| WHAT NEEDS TO BE DONE |
The whole listing, from first line to last: copy it exactly.

++++

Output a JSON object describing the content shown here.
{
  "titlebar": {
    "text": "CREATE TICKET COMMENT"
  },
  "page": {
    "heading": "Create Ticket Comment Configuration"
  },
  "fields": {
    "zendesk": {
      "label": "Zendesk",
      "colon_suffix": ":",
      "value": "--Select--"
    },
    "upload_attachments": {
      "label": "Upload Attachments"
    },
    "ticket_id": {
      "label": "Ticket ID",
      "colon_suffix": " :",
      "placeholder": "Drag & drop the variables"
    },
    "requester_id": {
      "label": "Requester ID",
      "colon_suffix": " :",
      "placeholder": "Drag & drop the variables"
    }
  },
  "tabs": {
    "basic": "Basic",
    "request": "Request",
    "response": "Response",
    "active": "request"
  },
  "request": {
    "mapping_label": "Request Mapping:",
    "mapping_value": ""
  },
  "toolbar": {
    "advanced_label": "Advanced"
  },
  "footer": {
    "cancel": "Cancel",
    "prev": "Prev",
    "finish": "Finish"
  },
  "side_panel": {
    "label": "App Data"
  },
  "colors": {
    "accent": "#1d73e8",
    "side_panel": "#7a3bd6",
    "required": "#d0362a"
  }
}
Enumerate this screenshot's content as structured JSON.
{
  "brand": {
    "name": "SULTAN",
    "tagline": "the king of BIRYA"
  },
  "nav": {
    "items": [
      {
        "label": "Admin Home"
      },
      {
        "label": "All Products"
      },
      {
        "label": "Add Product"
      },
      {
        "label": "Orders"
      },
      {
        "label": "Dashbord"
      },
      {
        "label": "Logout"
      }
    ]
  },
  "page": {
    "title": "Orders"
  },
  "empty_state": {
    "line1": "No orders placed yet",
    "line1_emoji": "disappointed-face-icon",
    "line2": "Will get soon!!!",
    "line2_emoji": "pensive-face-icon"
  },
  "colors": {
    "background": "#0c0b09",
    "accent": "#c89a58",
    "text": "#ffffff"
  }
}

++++

| THE ANSWER |
Output a JSON object describing the content shown here.
{
  "titlebar": {
    "text": "CREATE TICKET COMMENT"
  },
  "page": {
    "heading": "Create Ticket Comment Configuration"
  },
  "fields": {
    "zendesk": {
      "label": "Zendesk",
      "colon_suffix": ":",
      "value": "--Select--"
    },
    "upload_attachments": {
      "label": "Upload Attachments"
    },
    "ticket_id": {
      "label": "Ticket ID",
      "colon_suffix": " :",
      "placeholder": "Drag & drop the variables"
    },
    "requester_id": {
      "label": "Requester ID",
      "colon_suffix": " :",
      "placeholder": "Drag & drop the variables"
    }
  },
  "tabs": {
    "basic": "Basic",
    "request": "Request",
    "response": "Response",
    "active": "request"
  },
  "request": {
    "mapping_label": "Request Mapping:",
    "mapping_value": ""
  },
  "toolbar": {
    "advanced_label": "Advanced"
  },
  "footer": {
    "cancel": "Cancel",
    "prev": "Prev",
    "finish": "Finish"
  },
  "side_panel": {
    "label": "App Data"
  },
  "colors": {
    "accent": "#1d73e8",
    "side_panel": "#7a3bd6",
    "required": "#d0362a"
  }
}
Enumerate this screenshot's content as structured JSON.
{
  "brand": {
    "name": "SULTAN",
    "tagline": "the king of BIRYA"
  },
  "nav": {
    "items": [
      {
        "label": "Admin Home"
      },
      {
        "label": "All Products"
      },
      {
        "label": "Add Product"
      },
      {
        "label": "Orders"
      },
      {
        "label": "Dashbord"
      },
      {
        "label": "Logout"
      }
    ]
  },
  "page": {
    "title": "Orders"
  },
  "empty_state": {
    "line1": "No orders placed yet",
    "line1_emoji": "disappointed-face-icon",
    "line2": "Will get soon!!!",
    "line2_emoji": "pensive-face-icon"
  },
  "colors": {
    "background": "#0c0b09",
    "accent": "#c89a58",
    "text": "#ffffff"
  }
}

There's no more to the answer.